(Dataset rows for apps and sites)
:::

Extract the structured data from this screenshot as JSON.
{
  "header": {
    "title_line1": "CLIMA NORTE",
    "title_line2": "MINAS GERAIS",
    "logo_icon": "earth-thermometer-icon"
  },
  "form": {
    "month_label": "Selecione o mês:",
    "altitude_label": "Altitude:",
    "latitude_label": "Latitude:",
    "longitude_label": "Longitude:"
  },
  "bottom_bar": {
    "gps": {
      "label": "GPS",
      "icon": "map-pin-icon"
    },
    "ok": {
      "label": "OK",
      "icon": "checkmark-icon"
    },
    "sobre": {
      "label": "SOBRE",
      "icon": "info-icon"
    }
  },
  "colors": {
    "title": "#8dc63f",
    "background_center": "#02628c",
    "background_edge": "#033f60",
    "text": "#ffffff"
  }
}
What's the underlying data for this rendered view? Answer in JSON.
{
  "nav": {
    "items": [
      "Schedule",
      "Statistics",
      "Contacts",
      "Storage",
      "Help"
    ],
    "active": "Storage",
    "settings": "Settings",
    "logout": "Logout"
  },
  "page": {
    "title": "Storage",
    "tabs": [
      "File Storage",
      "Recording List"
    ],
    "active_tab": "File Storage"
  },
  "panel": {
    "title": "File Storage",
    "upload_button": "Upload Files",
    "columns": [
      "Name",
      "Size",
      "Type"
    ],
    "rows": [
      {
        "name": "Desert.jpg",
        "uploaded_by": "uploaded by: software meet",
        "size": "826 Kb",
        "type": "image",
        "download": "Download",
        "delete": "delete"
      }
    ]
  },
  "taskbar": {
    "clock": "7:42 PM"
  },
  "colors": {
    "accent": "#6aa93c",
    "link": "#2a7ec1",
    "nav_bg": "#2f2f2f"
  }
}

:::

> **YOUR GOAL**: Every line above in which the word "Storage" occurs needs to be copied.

> **ANSWER SECTION**:
      "Storage",
    "active": "Storage",
    "title": "Storage",
      "File Storage",
    "active_tab": "File Storage"
    "title": "File Storage",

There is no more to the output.